Saturday, January 30, 2010

Another Day Another Snowstorm

Yesterday we had a slightly smaller but arguably more intense version of December's Snowpocalypse. I'm calling it Snowpocalypse II: The Snowening because, well, I can. It started with a literal whoosh - I mean there was an audible whooshing noise around 3:00, the heavens opened and the snow started coming down fast and hard. It was hard enough that by 4:30 there was an inch and a half on the ground and the roads were terrible, which gave me some Mom-ish pacing time as I worried about both my children being out in it but then Audrey got home and Miles called to say he was safely at his friends' house and then I felt it was okay to start drinking. Then Audrey's friend Celeste called, unable to make it all the way home from downtown, so she came over to be snowed in with us, and we all started merrily downing the beer. By 6 it was apparent that we were either going to have to be responsible adults and accept that we were going to be out of beer soon or put on eight layers of clothes and walk over to BJs for more.

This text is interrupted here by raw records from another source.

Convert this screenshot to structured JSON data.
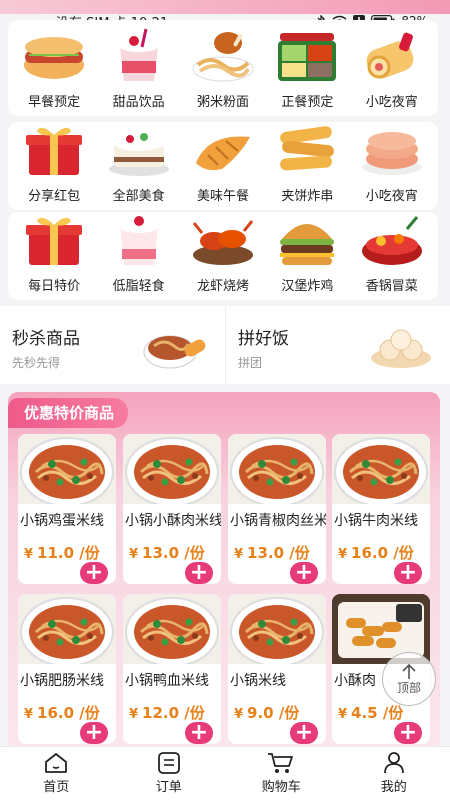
{
  "status_bar": {
    "carrier_time": "没有 SIM 卡 10:21",
    "battery": "82%",
    "icons": [
      "bluetooth-icon",
      "wifi-icon",
      "alert-icon",
      "battery-icon"
    ]
  },
  "categories": {
    "row1": [
      {
        "label": "早餐预定",
        "icon": "hotdog-sandwich"
      },
      {
        "label": "甜品饮品",
        "icon": "dessert-cup"
      },
      {
        "label": "粥米粉面",
        "icon": "noodles-chicken"
      },
      {
        "label": "正餐预定",
        "icon": "bento-box"
      },
      {
        "label": "小吃夜宵",
        "icon": "roll-snack"
      }
    ],
    "row2": [
      {
        "label": "分享红包",
        "icon": "gift-box"
      },
      {
        "label": "全部美食",
        "icon": "cake"
      },
      {
        "label": "美味午餐",
        "icon": "croissant"
      },
      {
        "label": "夹饼炸串",
        "icon": "fried-dough"
      },
      {
        "label": "小吃夜宵",
        "icon": "pancakes"
      }
    ],
    "row3": [
      {
        "label": "每日特价",
        "icon": "gift-box"
      },
      {
        "label": "低脂轻食",
        "icon": "yogurt-cup"
      },
      {
        "label": "龙虾烧烤",
        "icon": "crayfish"
      },
      {
        "label": "汉堡炸鸡",
        "icon": "burger"
      },
      {
        "label": "香锅冒菜",
        "icon": "spicy-pot"
      }
    ]
  },
  "promos": [
    {
      "title": "秒杀商品",
      "subtitle": "先秒先得"
    },
    {
      "title": "拼好饭",
      "subtitle": "拼团"
    }
  ],
  "deals": {
    "title": "优惠特价商品",
    "currency": "¥",
    "products": [
      {
        "name": "小锅鸡蛋米线",
        "price": "11.0 /份"
      },
      {
        "name": "小锅小酥肉米线",
        "price": "13.0 /份"
      },
      {
        "name": "小锅青椒肉丝米线",
        "price": "13.0 /份"
      },
      {
        "name": "小锅牛肉米线",
        "price": "16.0 /份"
      },
      {
        "name": "小锅肥肠米线",
        "price": "16.0 /份"
      },
      {
        "name": "小锅鸭血米线",
        "price": "12.0 /份"
      },
      {
        "name": "小锅米线",
        "price": "9.0 /份"
      },
      {
        "name": "小酥肉",
        "price": "4.5 /份"
      }
    ],
    "add_symbol": "+"
  },
  "back_to_top": "顶部",
  "tabbar": [
    {
      "label": "首页",
      "icon": "home-icon"
    },
    {
      "label": "订单",
      "icon": "order-icon"
    },
    {
      "label": "购物车",
      "icon": "cart-icon"
    },
    {
      "label": "我的",
      "icon": "profile-icon"
    }
  ],
  "colors": {
    "accent_pink": "#e63b78",
    "price_orange": "#e8801a",
    "deals_header": "#ee5a8a"
  }
}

Responsible adulthood has never really been my forte.

It was fun hiking through the wildly falling snow but it was hard work. Audrey's boots have no traction and the three pairs of socks I was wearing inside my thin rubber boots weren't really keeping my toes all that warm, plus it was hard to keep the camera dry. And it's a long hike to BJs when you're slogging through four or five inches of snow. However, we got there, detouring first to the Admiral where there was a small but jolly crowd gathered. I love the Admiral, but lately I do feel as if I'm kind of 20 years too young for the dinner crowd and 20 years too old for the bar crowd, but then I kind of think that may be my central problem with life in general, particularly in Asheville. Last night's crowd definitely skewed to the 20somethings, which makes sense, since most people my age don't bother walking through blizzards to get beer. They should, though.

We got a suitcase full of PBR cans from BJs and went on over to Susan's house, another exciting walk, this time in five or six inches of snow. She made us dinner, which was delicious and there was much hilarity and drinking of beer and then we realized that we must slog on home.
"This is it," I said, "I'm finding a shortcut."
"But it's dark," said my daughter,
"It has to exist," I said firmly, because this has long been a bugaboo of mine. Susan's house is probably about 1/8 of a mile from mine at most as the crow flies but by road it is a long and wearisome uphill hike of 7/10 of a mile. There used to be a road between my house and her house, too, and according to Google maps there still is.

Google maps is wrong.

We tried part of the old road, but it ended up becoming a driveway, blocked by two brand new houses with stockade fences. Audrey fell down, which didn't make her happy but by this time I was determined. We went back to the road, went a few feet and I said, "Look, we can cut through right here." This is a place I have noted before, where just two houses back to back stand between my road and Susan's road.
"No we can't," said Audrey,
"Yes we can, " I said and did just that. The first house was empty, so that was a cakewalk. I sneaked through the snow along the side of the second house. I started to sneak around the front, too, but I looked up and saw a guy sitting right by the front window. So I sneaked up the steep, steep hill to the side of the house, just as quietly as an intoxicated forty something woman in four layers of clothes - it's hard to sneak when you're roughly twice your normal size and you didn't start out small to begin with - and eight inches of snow can sneak while she and her daughter are sort of whisper yelling at each other.
Me: "Come on, it's not hard."
Audrey: "I can not do this. This is illegal and my knee is going to go out and I already fell down."
Celeste: "That guy is going to hear us, shhh."
Me: "Just walk sideways. Here, grab my arm."
Audrey: "I don't want your stupid arm! I'm going to have to crawl through the snow and it's all your fault!"
Me: "Don't be such a wimp."
Audrey: "This is insane."

We made it though and hopefully we didn't destroy anything while we crawled up through somebody's landscaping. Audrey didn't talk to me for a while but eventually she got over it and we were home in no time. Today I feel a bit foolish about my spy escapade but, well, fuck it. All rules are suspended in the snow.

1 comment:

honeytoo said...

I am doubled over reading this. You are an adventurer, that keeps you young.